  • For existing PFPO/REIT, investigate unit price history and dig down the real asset return. Is the unit price on an upward or downward trend and find out reason for unit price change. Calculate dividend paid in absolute value divided by recent asset appraisal value. This is to get to the actually yield of the asset, not published yield, which sometimes appear high due to discounted trading unit price. Compare yield actual asset returns with the yield calculated from price you will pay in the secondary market. Do returns from the two methods aligned?
  • REIT manager and trustee in REIT (property manager and fund manager in PFPO): Who is REIT manager/property manager? Are they expert in managing and growing the PFPO/REIT? Do trustee/fund manager doing their job to audit REIT manager and property manager?
  • Type of business and general economic condition: What are the global and local economic trends? What is the environment and trend of the business the asset is in i.e. hotel, warehouse?

More Tips

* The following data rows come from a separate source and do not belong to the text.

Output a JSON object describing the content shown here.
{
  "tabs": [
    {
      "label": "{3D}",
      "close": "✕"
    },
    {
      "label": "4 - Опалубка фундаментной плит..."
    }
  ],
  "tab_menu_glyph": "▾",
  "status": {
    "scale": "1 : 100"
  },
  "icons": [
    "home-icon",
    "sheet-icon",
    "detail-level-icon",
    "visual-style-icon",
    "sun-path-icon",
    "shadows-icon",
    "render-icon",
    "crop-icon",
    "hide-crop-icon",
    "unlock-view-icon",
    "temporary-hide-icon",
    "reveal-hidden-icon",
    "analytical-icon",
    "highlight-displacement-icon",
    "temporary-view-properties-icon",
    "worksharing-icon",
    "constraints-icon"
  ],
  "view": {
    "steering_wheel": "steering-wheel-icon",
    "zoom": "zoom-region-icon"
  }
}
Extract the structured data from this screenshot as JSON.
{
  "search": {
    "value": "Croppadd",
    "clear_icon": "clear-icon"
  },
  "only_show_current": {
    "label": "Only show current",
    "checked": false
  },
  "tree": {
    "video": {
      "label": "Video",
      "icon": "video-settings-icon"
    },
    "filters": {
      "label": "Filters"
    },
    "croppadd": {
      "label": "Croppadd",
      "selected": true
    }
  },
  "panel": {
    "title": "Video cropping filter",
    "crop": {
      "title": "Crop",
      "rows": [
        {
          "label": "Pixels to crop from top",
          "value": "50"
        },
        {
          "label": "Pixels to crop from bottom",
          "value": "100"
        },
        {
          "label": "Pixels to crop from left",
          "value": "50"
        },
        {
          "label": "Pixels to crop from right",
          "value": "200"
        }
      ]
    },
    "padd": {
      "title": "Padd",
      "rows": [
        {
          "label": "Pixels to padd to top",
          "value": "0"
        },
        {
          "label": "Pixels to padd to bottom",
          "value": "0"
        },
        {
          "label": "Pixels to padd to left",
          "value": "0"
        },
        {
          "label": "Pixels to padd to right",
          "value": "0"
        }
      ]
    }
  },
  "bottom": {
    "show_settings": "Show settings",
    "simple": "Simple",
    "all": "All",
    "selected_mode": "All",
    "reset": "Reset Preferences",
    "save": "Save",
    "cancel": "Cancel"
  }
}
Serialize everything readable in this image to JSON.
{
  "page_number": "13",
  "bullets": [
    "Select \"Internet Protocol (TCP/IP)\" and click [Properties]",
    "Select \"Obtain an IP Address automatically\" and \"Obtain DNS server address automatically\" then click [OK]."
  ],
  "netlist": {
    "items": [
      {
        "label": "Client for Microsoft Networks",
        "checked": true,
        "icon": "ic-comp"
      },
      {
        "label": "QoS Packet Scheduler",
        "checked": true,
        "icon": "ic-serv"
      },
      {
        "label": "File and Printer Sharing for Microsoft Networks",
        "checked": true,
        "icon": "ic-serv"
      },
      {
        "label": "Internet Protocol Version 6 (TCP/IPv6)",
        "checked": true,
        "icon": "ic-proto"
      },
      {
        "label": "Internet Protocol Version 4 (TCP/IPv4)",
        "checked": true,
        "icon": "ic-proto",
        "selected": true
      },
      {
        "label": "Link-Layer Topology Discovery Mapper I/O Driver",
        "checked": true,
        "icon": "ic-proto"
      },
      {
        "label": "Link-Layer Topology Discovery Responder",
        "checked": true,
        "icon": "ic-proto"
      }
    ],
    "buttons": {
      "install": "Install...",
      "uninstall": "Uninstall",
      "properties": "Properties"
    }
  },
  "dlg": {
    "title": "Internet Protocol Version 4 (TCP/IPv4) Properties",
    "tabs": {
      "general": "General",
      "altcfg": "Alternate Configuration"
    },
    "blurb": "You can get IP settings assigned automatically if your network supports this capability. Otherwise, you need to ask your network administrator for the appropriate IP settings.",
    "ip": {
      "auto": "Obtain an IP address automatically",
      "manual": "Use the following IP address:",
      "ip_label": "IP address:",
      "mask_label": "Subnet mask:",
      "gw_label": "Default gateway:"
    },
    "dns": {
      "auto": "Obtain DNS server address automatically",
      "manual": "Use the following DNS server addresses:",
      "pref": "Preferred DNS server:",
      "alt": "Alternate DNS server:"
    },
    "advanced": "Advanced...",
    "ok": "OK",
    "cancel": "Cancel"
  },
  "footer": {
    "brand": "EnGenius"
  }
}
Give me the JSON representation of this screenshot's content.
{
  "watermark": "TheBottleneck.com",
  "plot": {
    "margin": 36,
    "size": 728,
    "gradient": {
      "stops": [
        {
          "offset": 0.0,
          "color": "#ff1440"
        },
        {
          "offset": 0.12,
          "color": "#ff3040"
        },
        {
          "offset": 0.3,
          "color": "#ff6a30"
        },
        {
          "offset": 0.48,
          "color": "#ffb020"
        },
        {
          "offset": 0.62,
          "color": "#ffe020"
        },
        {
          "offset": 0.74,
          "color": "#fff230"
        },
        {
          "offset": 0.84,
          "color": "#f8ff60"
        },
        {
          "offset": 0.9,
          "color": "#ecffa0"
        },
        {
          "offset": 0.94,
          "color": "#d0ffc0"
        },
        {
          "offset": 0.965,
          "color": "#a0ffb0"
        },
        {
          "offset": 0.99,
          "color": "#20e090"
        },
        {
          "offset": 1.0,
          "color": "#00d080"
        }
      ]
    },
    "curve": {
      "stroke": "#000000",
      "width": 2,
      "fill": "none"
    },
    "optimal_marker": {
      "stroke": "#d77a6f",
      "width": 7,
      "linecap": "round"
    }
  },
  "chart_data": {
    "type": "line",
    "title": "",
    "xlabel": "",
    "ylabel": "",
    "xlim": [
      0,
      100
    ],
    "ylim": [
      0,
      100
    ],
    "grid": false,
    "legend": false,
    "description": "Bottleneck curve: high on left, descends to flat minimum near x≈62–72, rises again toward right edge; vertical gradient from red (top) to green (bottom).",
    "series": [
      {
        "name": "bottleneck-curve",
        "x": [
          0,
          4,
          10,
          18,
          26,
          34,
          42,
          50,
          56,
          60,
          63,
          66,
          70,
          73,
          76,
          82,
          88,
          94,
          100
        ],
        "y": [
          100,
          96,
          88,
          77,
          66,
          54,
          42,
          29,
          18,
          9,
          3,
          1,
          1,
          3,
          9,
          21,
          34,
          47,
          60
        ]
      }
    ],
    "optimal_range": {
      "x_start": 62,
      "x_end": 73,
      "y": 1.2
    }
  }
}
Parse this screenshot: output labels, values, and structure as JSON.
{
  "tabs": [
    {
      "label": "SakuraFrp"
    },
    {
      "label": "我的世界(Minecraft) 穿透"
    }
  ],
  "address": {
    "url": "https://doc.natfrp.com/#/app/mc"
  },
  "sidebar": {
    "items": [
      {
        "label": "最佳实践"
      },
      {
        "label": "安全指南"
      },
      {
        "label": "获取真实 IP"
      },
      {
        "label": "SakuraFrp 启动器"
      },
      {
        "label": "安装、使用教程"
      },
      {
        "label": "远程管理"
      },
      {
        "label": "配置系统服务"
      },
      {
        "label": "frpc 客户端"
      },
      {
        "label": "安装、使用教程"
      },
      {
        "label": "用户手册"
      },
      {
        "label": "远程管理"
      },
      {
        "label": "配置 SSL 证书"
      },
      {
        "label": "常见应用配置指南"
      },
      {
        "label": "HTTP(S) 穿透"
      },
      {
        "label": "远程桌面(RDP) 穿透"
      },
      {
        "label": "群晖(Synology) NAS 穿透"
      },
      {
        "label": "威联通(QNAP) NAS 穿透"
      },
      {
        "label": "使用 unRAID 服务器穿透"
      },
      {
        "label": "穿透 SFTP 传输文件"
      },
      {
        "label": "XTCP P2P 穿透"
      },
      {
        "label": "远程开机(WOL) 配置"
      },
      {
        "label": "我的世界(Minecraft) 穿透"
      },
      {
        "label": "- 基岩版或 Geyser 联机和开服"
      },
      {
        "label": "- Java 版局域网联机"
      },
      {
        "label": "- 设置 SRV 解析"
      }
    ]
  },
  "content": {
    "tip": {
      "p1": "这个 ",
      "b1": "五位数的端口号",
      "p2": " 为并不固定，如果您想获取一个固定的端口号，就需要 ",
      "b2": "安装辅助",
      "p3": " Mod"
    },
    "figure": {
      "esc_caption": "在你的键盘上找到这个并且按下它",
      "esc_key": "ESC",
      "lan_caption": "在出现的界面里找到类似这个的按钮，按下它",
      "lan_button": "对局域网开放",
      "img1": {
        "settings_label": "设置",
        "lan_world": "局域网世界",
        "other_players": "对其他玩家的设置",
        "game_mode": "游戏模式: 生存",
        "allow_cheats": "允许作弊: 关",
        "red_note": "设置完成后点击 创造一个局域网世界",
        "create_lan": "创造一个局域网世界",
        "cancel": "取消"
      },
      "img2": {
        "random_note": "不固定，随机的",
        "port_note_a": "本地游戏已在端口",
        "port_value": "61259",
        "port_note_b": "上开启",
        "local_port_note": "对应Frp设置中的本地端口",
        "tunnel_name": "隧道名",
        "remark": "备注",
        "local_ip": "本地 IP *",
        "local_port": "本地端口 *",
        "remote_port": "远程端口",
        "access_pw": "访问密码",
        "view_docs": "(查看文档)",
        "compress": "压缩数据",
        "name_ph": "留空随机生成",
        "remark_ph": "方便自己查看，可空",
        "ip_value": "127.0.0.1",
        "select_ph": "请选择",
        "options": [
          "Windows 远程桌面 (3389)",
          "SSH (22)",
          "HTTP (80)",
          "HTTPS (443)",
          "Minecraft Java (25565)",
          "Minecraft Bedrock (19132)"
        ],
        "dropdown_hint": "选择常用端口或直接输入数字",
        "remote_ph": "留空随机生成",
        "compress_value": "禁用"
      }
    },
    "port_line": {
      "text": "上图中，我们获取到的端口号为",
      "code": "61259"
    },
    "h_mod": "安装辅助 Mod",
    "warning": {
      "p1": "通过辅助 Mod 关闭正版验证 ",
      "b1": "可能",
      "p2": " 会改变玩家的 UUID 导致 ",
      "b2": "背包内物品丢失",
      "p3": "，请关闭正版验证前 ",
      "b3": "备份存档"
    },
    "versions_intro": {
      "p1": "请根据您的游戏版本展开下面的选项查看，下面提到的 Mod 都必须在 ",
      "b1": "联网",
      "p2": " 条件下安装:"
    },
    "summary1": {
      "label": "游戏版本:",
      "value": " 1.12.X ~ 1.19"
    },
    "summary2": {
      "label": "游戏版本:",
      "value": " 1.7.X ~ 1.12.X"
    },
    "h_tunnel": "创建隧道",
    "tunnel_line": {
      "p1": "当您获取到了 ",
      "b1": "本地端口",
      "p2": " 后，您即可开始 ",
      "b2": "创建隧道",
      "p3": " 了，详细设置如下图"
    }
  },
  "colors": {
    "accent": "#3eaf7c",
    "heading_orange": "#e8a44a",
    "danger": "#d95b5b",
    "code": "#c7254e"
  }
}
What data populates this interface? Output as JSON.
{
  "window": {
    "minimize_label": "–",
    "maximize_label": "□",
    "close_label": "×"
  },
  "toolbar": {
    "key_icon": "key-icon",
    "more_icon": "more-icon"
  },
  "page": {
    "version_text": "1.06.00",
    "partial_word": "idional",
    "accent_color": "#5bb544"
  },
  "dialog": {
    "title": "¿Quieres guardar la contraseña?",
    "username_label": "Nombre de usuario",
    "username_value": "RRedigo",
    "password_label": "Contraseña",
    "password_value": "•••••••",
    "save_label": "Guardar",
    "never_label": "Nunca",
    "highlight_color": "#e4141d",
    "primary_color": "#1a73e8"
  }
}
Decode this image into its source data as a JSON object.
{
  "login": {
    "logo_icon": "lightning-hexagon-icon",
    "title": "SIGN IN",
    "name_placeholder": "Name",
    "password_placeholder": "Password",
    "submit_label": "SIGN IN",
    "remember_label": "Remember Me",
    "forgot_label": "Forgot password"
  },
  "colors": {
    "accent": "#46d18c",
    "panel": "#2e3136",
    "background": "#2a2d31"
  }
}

  • New REIT's expected yield can be easily calculated by using the most recent year net operating income (NOI) of the asset and divided by its IPO value. The result is the expected yield on your investment, assuming the following year's NOI is the same. Attractive freehold asset should offer at least 6% asset yield, while leasehold assets should offer 8-10% to compensate for the absence of capital gain at the end of lease contract. Information about net operating income of the asset can be found in the prospectus under executive summary section.  Example A REIT plans an investment in assets that are freehold with appraised value, which is estimated IPO value of the asset, at Baht 17,980 million and Baht 18,400 million from two appraisers as required by the regulation.  The assets generate NOI or EBITDA between Baht 836 million and Baht 1,082 million per year for the fiscal year-end 2011-2013. From the appraised value and NOI, we can expect annual asset yields in the range of 4.5% to 6.0%.